The U.S. Department of Agriculture (USDA) has announced $31 million in funds has been earmarked for advance restoration work and to improve water quality in the Gulf Coast states impacted by the Deepwater Horizon oil spill.
The funds will support three priority programs and related project work approved by the Gulf Coast Ecosystem Restoration (RESTORE) Council as part of a multi-year process of collaborative planning and public engagement throughout the Gulf.
USDA’s Natural Resources Conservation Service (NRCS) and Forest Service, along with state forestry agencies in Alabama, Florida and Mississippi will leverage the funds to restore forest health, improve coastal ecosystems and provide technical and financial assistance to private landowners.
“Most of the land in the Gulf Coast is privately owned, so working lands are pivotal to restoring habitat and improving water quality,” said Florida State Conservationist Juan Hernandez. “Working side-by-side with farmers, ranchers and forest landowners to improve their operations enables us to take better care of our natural resources, including our coastal ecosystems.”
The RESTORE Council was established in 2012 by the RESTORE Act, a federal law enacted in response to the Deepwater Horizon oil spill. The RESTORE Council consists of the governors of five Gulf Coast states (Alabama, Florida, Louisiana, Mississippi, and Texas) and the cabinet heads of six federal agencies (the U.S. Departments of Agriculture, the Army, Commerce, Homeland Security, Interior, and the U.S. Environmental Protection Agency).
The investment in these priority projects is part of the Funded Priorities List (FPL) #3b announced by the RESTORE Council. To see what these USDA funded activities include, click here.
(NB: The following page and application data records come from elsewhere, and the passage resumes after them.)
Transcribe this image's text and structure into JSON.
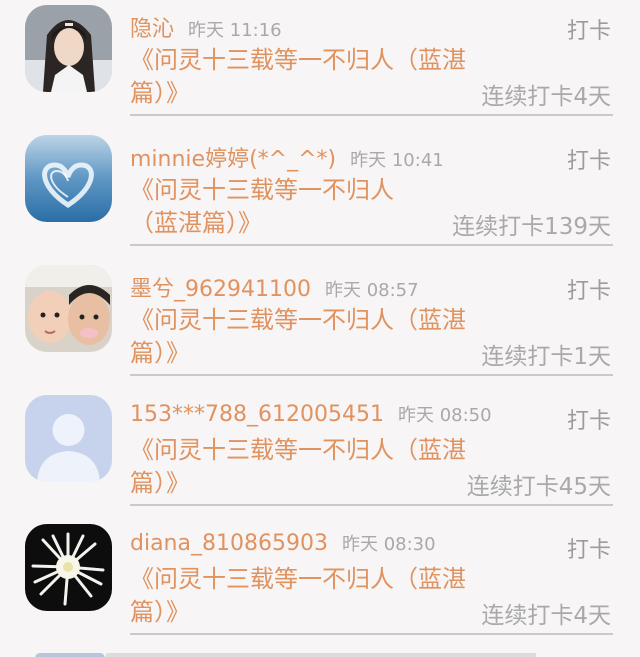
{
  "entries": [
    {
      "name": "隐沁",
      "time": "昨天 11:16",
      "action": "打卡",
      "book": "《问灵十三载等一不归人（蓝湛篇）》",
      "streak": "连续打卡4天",
      "avatar": "avatar-man-long-hair"
    },
    {
      "name": "minnie婷婷(*^_^*)",
      "time": "昨天 10:41",
      "action": "打卡",
      "book": "《问灵十三载等一不归人（蓝湛篇）》",
      "streak": "连续打卡139天",
      "avatar": "avatar-ice-heart"
    },
    {
      "name": "墨兮_962941100",
      "time": "昨天 08:57",
      "action": "打卡",
      "book": "《问灵十三载等一不归人（蓝湛篇）》",
      "streak": "连续打卡1天",
      "avatar": "avatar-two-children"
    },
    {
      "name": "153***788_612005451",
      "time": "昨天 08:50",
      "action": "打卡",
      "book": "《问灵十三载等一不归人（蓝湛篇）》",
      "streak": "连续打卡45天",
      "avatar": "avatar-default-person"
    },
    {
      "name": "diana_810865903",
      "time": "昨天 08:30",
      "action": "打卡",
      "book": "《问灵十三载等一不归人（蓝湛篇）》",
      "streak": "连续打卡4天",
      "avatar": "avatar-white-flower"
    }
  ],
  "colors": {
    "accent": "#e0925f",
    "muted": "#a9a9a9",
    "background": "#f7f5f6",
    "divider": "#c9c9c9"
  }
}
Courtesy: NASA/Goddard Space Flight Center Images courtesy of MODIS Rapid Response Project NASA/GSFC and University of Maryland http://rapidfire.sci.gsfc.nasa.gov